Goal of the exercise: All entries below are to be retyped in full, precisely as they appear.

── Records for the task ──

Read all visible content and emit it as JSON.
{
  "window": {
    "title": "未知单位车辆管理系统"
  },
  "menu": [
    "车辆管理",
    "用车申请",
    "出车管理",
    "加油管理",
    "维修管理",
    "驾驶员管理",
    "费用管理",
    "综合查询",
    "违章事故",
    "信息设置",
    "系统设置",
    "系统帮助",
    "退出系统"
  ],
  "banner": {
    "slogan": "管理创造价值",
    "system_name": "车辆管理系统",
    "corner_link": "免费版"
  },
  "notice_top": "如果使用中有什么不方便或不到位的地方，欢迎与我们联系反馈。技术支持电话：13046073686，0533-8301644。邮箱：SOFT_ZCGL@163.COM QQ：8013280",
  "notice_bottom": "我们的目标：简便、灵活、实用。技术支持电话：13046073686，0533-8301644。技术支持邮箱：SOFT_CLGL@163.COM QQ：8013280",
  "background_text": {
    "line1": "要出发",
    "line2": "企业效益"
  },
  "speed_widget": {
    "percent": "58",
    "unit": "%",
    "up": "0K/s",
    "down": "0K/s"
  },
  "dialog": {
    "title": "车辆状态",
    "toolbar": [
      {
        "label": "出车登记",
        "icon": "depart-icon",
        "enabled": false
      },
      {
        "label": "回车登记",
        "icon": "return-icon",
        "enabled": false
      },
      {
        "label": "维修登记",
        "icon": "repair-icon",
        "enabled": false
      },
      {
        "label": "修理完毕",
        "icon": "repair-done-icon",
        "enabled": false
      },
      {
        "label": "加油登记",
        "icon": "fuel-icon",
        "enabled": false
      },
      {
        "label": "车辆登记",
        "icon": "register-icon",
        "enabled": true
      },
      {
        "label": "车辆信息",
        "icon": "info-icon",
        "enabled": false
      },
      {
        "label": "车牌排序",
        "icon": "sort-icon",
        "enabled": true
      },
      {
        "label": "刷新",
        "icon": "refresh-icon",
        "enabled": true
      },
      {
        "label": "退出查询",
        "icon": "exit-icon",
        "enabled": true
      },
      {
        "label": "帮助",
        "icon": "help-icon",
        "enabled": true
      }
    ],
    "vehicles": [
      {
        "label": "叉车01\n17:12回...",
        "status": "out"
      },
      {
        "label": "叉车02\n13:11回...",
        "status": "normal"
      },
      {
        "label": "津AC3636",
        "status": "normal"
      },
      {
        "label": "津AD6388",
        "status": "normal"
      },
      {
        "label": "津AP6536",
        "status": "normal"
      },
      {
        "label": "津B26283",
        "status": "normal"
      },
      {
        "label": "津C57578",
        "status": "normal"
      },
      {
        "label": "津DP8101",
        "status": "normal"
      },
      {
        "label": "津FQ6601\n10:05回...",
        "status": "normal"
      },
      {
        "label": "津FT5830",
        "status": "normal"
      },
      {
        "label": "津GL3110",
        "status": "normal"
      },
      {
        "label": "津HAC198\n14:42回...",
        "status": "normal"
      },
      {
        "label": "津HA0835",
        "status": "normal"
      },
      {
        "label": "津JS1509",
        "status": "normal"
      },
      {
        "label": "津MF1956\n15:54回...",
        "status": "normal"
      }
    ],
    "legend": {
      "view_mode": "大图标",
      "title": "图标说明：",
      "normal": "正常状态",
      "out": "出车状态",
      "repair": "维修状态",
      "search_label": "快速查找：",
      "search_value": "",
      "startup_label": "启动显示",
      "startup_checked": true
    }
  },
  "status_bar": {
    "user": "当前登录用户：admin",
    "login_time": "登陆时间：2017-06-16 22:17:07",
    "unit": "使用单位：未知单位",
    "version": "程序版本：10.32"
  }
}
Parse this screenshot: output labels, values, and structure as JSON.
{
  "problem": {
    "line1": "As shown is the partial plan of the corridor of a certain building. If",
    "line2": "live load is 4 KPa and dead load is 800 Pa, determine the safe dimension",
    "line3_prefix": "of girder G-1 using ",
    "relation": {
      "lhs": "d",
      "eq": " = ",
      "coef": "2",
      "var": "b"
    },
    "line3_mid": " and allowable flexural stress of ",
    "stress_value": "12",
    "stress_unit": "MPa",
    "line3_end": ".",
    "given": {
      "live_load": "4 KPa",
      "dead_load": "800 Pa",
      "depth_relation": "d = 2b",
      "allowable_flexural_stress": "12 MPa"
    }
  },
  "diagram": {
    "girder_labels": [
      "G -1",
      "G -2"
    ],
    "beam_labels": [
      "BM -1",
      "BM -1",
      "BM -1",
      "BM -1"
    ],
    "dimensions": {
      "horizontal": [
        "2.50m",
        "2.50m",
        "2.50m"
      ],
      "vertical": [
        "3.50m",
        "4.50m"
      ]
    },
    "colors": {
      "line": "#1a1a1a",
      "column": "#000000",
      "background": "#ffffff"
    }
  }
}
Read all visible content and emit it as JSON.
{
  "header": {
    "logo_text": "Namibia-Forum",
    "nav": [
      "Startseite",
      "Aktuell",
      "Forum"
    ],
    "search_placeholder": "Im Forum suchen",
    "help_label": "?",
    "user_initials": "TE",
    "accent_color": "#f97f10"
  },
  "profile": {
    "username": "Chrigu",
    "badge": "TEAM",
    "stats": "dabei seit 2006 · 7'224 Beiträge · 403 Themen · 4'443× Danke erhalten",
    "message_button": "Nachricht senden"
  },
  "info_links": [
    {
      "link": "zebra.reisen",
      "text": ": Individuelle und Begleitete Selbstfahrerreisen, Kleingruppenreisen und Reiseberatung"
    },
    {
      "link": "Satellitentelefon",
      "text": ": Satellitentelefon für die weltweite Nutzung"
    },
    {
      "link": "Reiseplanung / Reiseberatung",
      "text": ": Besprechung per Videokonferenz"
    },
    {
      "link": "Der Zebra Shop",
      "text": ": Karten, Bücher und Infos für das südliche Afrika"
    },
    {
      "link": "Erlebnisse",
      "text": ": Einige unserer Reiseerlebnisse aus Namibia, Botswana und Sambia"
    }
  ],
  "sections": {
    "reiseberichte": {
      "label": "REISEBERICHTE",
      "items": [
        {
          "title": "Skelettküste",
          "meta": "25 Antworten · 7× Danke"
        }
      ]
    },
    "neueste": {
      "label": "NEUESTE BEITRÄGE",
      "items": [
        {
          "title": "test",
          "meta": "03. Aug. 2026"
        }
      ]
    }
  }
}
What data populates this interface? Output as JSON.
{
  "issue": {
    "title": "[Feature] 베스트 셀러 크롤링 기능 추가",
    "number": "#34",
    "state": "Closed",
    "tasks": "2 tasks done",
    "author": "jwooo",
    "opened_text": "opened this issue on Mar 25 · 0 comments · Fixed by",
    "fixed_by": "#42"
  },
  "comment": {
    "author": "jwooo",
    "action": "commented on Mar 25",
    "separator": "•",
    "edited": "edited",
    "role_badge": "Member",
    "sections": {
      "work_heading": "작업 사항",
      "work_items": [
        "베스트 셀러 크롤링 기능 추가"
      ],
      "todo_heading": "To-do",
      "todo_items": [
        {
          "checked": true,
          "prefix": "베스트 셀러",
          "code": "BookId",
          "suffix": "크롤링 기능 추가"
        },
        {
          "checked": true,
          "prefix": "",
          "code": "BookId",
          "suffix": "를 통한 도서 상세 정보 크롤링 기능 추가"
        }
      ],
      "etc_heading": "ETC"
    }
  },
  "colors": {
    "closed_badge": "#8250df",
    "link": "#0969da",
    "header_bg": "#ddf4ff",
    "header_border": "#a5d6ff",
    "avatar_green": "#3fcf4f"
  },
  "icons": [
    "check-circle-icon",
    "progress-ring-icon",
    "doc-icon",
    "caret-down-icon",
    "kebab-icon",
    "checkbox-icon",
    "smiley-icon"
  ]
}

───

Task result:
Read all visible content and emit it as JSON.
{
  "window": {
    "title": "未知单位车辆管理系统"
  },
  "menu": [
    "车辆管理",
    "用车申请",
    "出车管理",
    "加油管理",
    "维修管理",
    "驾驶员管理",
    "费用管理",
    "综合查询",
    "违章事故",
    "信息设置",
    "系统设置",
    "系统帮助",
    "退出系统"
  ],
  "banner": {
    "slogan": "管理创造价值",
    "system_name": "车辆管理系统",
    "corner_link": "免费版"
  },
  "notice_top": "如果使用中有什么不方便或不到位的地方，欢迎与我们联系反馈。技术支持电话：13046073686，0533-8301644。邮箱：SOFT_ZCGL@163.COM QQ：8013280",
  "notice_bottom": "我们的目标：简便、灵活、实用。技术支持电话：13046073686，0533-8301644。技术支持邮箱：SOFT_CLGL@163.COM QQ：8013280",
  "background_text": {
    "line1": "要出发",
    "line2": "企业效益"
  },
  "speed_widget": {
    "percent": "58",
    "unit": "%",
    "up": "0K/s",
    "down": "0K/s"
  },
  "dialog": {
    "title": "车辆状态",
    "toolbar": [
      {
        "label": "出车登记",
        "icon": "depart-icon",
        "enabled": false
      },
      {
        "label": "回车登记",
        "icon": "return-icon",
        "enabled": false
      },
      {
        "label": "维修登记",
        "icon": "repair-icon",
        "enabled": false
      },
      {
        "label": "修理完毕",
        "icon": "repair-done-icon",
        "enabled": false
      },
      {
        "label": "加油登记",
        "icon": "fuel-icon",
        "enabled": false
      },
      {
        "label": "车辆登记",
        "icon": "register-icon",
        "enabled": true
      },
      {
        "label": "车辆信息",
        "icon": "info-icon",
        "enabled": false
      },
      {
        "label": "车牌排序",
        "icon": "sort-icon",
        "enabled": true
      },
      {
        "label": "刷新",
        "icon": "refresh-icon",
        "enabled": true
      },
      {
        "label": "退出查询",
        "icon": "exit-icon",
        "enabled": true
      },
      {
        "label": "帮助",
        "icon": "help-icon",
        "enabled": true
      }
    ],
    "vehicles": [
      {
        "label": "叉车01\n17:12回...",
        "status": "out"
      },
      {
        "label": "叉车02\n13:11回...",
        "status": "normal"
      },
      {
        "label": "津AC3636",
        "status": "normal"
      },
      {
        "label": "津AD6388",
        "status": "normal"
      },
      {
        "label": "津AP6536",
        "status": "normal"
      },
      {
        "label": "津B26283",
        "status": "normal"
      },
      {
        "label": "津C57578",
        "status": "normal"
      },
      {
        "label": "津DP8101",
        "status": "normal"
      },
      {
        "label": "津FQ6601\n10:05回...",
        "status": "normal"
      },
      {
        "label": "津FT5830",
        "status": "normal"
      },
      {
        "label": "津GL3110",
        "status": "normal"
      },
      {
        "label": "津HAC198\n14:42回...",
        "status": "normal"
      },
      {
        "label": "津HA0835",
        "status": "normal"
      },
      {
        "label": "津JS1509",
        "status": "normal"
      },
      {
        "label": "津MF1956\n15:54回...",
        "status": "normal"
      }
    ],
    "legend": {
      "view_mode": "大图标",
      "title": "图标说明：",
      "normal": "正常状态",
      "out": "出车状态",
      "repair": "维修状态",
      "search_label": "快速查找：",
      "search_value": "",
      "startup_label": "启动显示",
      "startup_checked": true
    }
  },
  "status_bar": {
    "user": "当前登录用户：admin",
    "login_time": "登陆时间：2017-06-16 22:17:07",
    "unit": "使用单位：未知单位",
    "version": "程序版本：10.32"
  }
}
Parse this screenshot: output labels, values, and structure as JSON.
{
  "problem": {
    "line1": "As shown is the partial plan of the corridor of a certain building. If",
    "line2": "live load is 4 KPa and dead load is 800 Pa, determine the safe dimension",
    "line3_prefix": "of girder G-1 using ",
    "relation": {
      "lhs": "d",
      "eq": " = ",
      "coef": "2",
      "var": "b"
    },
    "line3_mid": " and allowable flexural stress of ",
    "stress_value": "12",
    "stress_unit": "MPa",
    "line3_end": ".",
    "given": {
      "live_load": "4 KPa",
      "dead_load": "800 Pa",
      "depth_relation": "d = 2b",
      "allowable_flexural_stress": "12 MPa"
    }
  },
  "diagram": {
    "girder_labels": [
      "G -1",
      "G -2"
    ],
    "beam_labels": [
      "BM -1",
      "BM -1",
      "BM -1",
      "BM -1"
    ],
    "dimensions": {
      "horizontal": [
        "2.50m",
        "2.50m",
        "2.50m"
      ],
      "vertical": [
        "3.50m",
        "4.50m"
      ]
    },
    "colors": {
      "line": "#1a1a1a",
      "column": "#000000",
      "background": "#ffffff"
    }
  }
}
Read all visible content and emit it as JSON.
{
  "header": {
    "logo_text": "Namibia-Forum",
    "nav": [
      "Startseite",
      "Aktuell",
      "Forum"
    ],
    "search_placeholder": "Im Forum suchen",
    "help_label": "?",
    "user_initials": "TE",
    "accent_color": "#f97f10"
  },
  "profile": {
    "username": "Chrigu",
    "badge": "TEAM",
    "stats": "dabei seit 2006 · 7'224 Beiträge · 403 Themen · 4'443× Danke erhalten",
    "message_button": "Nachricht senden"
  },
  "info_links": [
    {
      "link": "zebra.reisen",
      "text": ": Individuelle und Begleitete Selbstfahrerreisen, Kleingruppenreisen und Reiseberatung"
    },
    {
      "link": "Satellitentelefon",
      "text": ": Satellitentelefon für die weltweite Nutzung"
    },
    {
      "link": "Reiseplanung / Reiseberatung",
      "text": ": Besprechung per Videokonferenz"
    },
    {
      "link": "Der Zebra Shop",
      "text": ": Karten, Bücher und Infos für das südliche Afrika"
    },
    {
      "link": "Erlebnisse",
      "text": ": Einige unserer Reiseerlebnisse aus Namibia, Botswana und Sambia"
    }
  ],
  "sections": {
    "reiseberichte": {
      "label": "REISEBERICHTE",
      "items": [
        {
          "title": "Skelettküste",
          "meta": "25 Antworten · 7× Danke"
        }
      ]
    },
    "neueste": {
      "label": "NEUESTE BEITRÄGE",
      "items": [
        {
          "title": "test",
          "meta": "03. Aug. 2026"
        }
      ]
    }
  }
}
What data populates this interface? Output as JSON.
{
  "issue": {
    "title": "[Feature] 베스트 셀러 크롤링 기능 추가",
    "number": "#34",
    "state": "Closed",
    "tasks": "2 tasks done",
    "author": "jwooo",
    "opened_text": "opened this issue on Mar 25 · 0 comments · Fixed by",
    "fixed_by": "#42"
  },
  "comment": {
    "author": "jwooo",
    "action": "commented on Mar 25",
    "separator": "•",
    "edited": "edited",
    "role_badge": "Member",
    "sections": {
      "work_heading": "작업 사항",
      "work_items": [
        "베스트 셀러 크롤링 기능 추가"
      ],
      "todo_heading": "To-do",
      "todo_items": [
        {
          "checked": true,
          "prefix": "베스트 셀러",
          "code": "BookId",
          "suffix": "크롤링 기능 추가"
        },
        {
          "checked": true,
          "prefix": "",
          "code": "BookId",
          "suffix": "를 통한 도서 상세 정보 크롤링 기능 추가"
        }
      ],
      "etc_heading": "ETC"
    }
  },
  "colors": {
    "closed_badge": "#8250df",
    "link": "#0969da",
    "header_bg": "#ddf4ff",
    "header_border": "#a5d6ff",
    "avatar_green": "#3fcf4f"
  },
  "icons": [
    "check-circle-icon",
    "progress-ring-icon",
    "doc-icon",
    "caret-down-icon",
    "kebab-icon",
    "checkbox-icon",
    "smiley-icon"
  ]
}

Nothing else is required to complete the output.